§ **Task directions**
Scan the data below. Pull out each line where "oder" occurs.

§ **Entries supplied**
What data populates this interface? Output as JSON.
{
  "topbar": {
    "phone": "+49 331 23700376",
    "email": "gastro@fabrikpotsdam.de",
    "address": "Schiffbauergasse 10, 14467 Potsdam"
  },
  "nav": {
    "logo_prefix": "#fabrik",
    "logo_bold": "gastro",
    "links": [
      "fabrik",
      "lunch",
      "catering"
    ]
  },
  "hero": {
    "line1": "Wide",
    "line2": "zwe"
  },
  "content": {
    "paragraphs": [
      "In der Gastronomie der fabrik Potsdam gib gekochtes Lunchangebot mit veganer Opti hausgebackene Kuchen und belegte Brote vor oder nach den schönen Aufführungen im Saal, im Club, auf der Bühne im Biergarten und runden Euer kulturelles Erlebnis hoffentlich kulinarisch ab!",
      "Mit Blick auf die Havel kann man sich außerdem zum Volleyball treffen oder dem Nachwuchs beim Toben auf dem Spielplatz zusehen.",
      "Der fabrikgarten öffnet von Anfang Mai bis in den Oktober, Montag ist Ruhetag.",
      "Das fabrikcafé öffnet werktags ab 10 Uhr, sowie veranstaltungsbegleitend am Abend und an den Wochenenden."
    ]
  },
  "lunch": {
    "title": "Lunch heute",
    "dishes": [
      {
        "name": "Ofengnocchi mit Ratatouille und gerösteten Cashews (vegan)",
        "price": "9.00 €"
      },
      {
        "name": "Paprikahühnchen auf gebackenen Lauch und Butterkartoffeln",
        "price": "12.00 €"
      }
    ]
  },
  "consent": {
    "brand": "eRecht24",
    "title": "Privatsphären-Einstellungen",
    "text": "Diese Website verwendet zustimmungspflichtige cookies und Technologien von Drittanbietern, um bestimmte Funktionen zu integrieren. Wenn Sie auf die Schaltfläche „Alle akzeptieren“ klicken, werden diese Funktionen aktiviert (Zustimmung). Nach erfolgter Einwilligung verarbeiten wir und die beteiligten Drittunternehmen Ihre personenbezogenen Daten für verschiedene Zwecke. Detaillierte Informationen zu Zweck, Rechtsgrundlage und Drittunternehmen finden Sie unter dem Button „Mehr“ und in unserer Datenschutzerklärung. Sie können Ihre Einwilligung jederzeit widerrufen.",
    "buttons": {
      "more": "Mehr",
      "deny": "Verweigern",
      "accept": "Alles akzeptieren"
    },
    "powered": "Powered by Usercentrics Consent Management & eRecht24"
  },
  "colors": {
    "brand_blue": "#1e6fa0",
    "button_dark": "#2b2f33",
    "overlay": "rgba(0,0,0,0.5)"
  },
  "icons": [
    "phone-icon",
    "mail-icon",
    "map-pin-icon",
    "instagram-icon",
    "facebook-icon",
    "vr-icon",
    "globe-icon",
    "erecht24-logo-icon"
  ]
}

§ **Solution to this exercise**
      "In der Gastronomie der fabrik Potsdam gib gekochtes Lunchangebot mit veganer Opti hausgebackene Kuchen und belegte Brote vor oder nach den schönen Aufführungen im Saal, im Club, auf der Bühne im Biergarten und runden Euer kulturelles Erlebnis hoffentlich kulinarisch ab!",
      "Mit Blick auf die Havel kann man sich außerdem zum Volleyball treffen oder dem Nachwuchs beim Toben auf dem Spielplatz zusehen.",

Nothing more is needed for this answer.